Department of Fair Employment and Housing (DFEH) Employment Guidance on COVID-19
Recently, the Department of Fair Employment and Housing (DFEH) published a bulletin providing guidance on staying safe during COVID-19, while still adhering to employee civil rights. Below is a summary of the information provided in the bulletin. For the complete bulletin, go to https://www.dfeh.ca.gov/wp-content/uploads/sites/32/2020/03/DFEH-Employment-Information-on-COVID-19-FAQ_ENG.pdf.
This summary is not intended to be legal advice. For that, consult an attorney.
Summary of DFEH Employment Information on COVID-19 Published on March 4, 2021
A number of issues are being addressed in order to reduce the spread of COVID-19 in the workplace, while still complying with the civil rights of employees, which continue to be in effect during the pandemic. The following COVID-19 inquiry activities must be done in a way that comports with all of an employee’s civil rights, including the Fair Employment and Housing Act (FEHA).
Before employees enter the workplace, the employer may ask if they are experiencing COVID-19 symptoms, take employee temperatures, require a COVID-19 viral test (although not an antibody test), and require employees to wear personal protective equipment. Also, employers may ask employees why they have been absent if they suspect it is for a medical reason. Employees may be sent home if they display COVID-19 symptoms or if they test positive for COVID-19.
Employees with Covid-19 symptoms or infections: privacy, leave, reasonable accommodations:
When an employee tests positive for Covid-19, has been exposed, or is quarantining, the employer should not identify or reveal that employee’s personal health related information to other employees. However, other employees may be informed of possible exposure without revealing personal information.
The California Family Rights Act may entitle employees to receive up to twelve weeks of unpaid leave for serious health conditions due to COVID-19 or to care for certain family members. Employees may request medical certification be provided within fifteen days of submitting the request, unless it is not practical to do so. The pandemic may make it impractical
Employers with more than five employees may be required to provide reasonable accommodations such as telework or leave for COVID-19 illness if it qualifies as a disability, unless doing so would be an undue hardship or if the employee cannot perform essential duties with accommodations. Also, this requirement may be waved if the employee cannot perform the essential duties with accommodations in a way that is safe and healthy for the employee and others. A timely, good faith interactive process is required to identify and implement reasonable accommodations.
While the risk of severe illness from COVID-19 is highest for older adults, employers are not required to reasonably accommodate employees based on age alone, although they may not discriminate against older employees. For example, an employer may not allow only employees under sixty-five to return to work, even to protect older workers.
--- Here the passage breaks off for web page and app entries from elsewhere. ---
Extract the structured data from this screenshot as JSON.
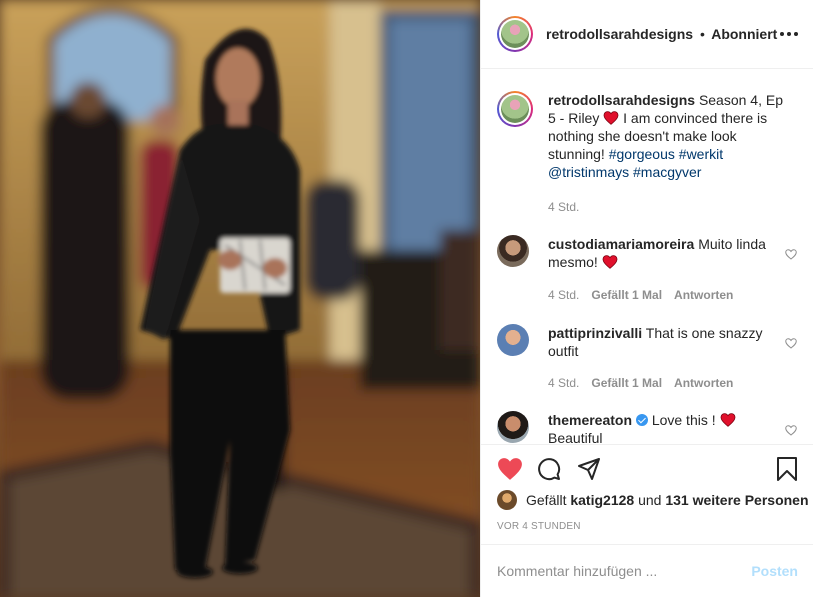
{
  "header": {
    "username": "retrodollsarahdesigns",
    "separator": "•",
    "follow_status": "Abonniert",
    "more_icon": "more-dots-icon"
  },
  "caption": {
    "username": "retrodollsarahdesigns",
    "text_1": "Season 4, Ep 5 - Riley",
    "text_2": "I am convinced there is nothing she doesn't make look stunning!",
    "tags": [
      "#gorgeous",
      "#werkit",
      "@tristinmays",
      "#macgyver"
    ],
    "time": "4 Std."
  },
  "comments": [
    {
      "username": "custodiamariamoreira",
      "text": "Muito linda mesmo!",
      "time": "4 Std.",
      "likes": "Gefällt 1 Mal",
      "reply": "Antworten"
    },
    {
      "username": "pattiprinzivalli",
      "text": "That is one snazzy outfit",
      "time": "4 Std.",
      "likes": "Gefällt 1 Mal",
      "reply": "Antworten"
    },
    {
      "username": "themereaton",
      "text": "Love this !",
      "text_2": "Beautiful"
    }
  ],
  "actions": {
    "like_icon": "heart-filled-icon",
    "comment_icon": "comment-icon",
    "share_icon": "share-icon",
    "save_icon": "bookmark-icon"
  },
  "likes": {
    "prefix": "Gefällt",
    "user": "katig2128",
    "suffix": "und",
    "others": "131 weitere Personen"
  },
  "timestamp": "VOR 4 STUNDEN",
  "compose": {
    "placeholder": "Kommentar hinzufügen ...",
    "post_label": "Posten"
  },
  "colors": {
    "like_red": "#ed4956",
    "link_blue": "#00376b",
    "verified_blue": "#3897f0",
    "post_disabled": "#b2dffc"
  }
}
When an employee requests a change in schedule, telework, or leave as a reasonable accommodation, employers may generally request medical documentation confirming the existence of a disability and the need for reasonable accommodation. Employers should waive the requirement of reasonable medical documentation due to the pandemic, until such a time as the employee can reasonably obtain the documentation.
During a pandemic, employers must continue to provide reasonable accommodations to employees whose disabilities are unrelated to the pandemic as well.
Employers may require employees to receive a Food and Drug Administration (FDA) approved vaccination against Covid-19 even if employees object that they don’t trust the vaccine to be safe and as long as it does not discriminate, harass or retaliate based on a protected characteristic, and also if it reasonably accommodates disabilities and religious practices and beliefs. Whether or not a reasonable accommodation exists requires a fact-specific determination.
Employers may discipline employees who question the wisdom of or resist a vaccination mandate if it is not retaliation for protected activity such as opposing practices prohibited by FEHA and if the discipline is not for an employee alleging the vaccination policy discriminates bases on a protected characteristic or has a disparate impact on a protected group.
An employer may ask questions that could elicit information about a disability, including questions on a pre-vaccination screening questionnaire if the employer itself is administering a vaccination program and as long as the inquiry is “job-related and consistent with business necessity.” All retained records must be maintained as a confidential medical record.
Employers that require employees to receive a vaccination against COVID-19 which is administered by a third-party may require the employee or applicant to submit “proof” of vaccination. Employers may wish to tell employees to omit any medical information from the “proof.” Any record must be maintained as a confidential medical record.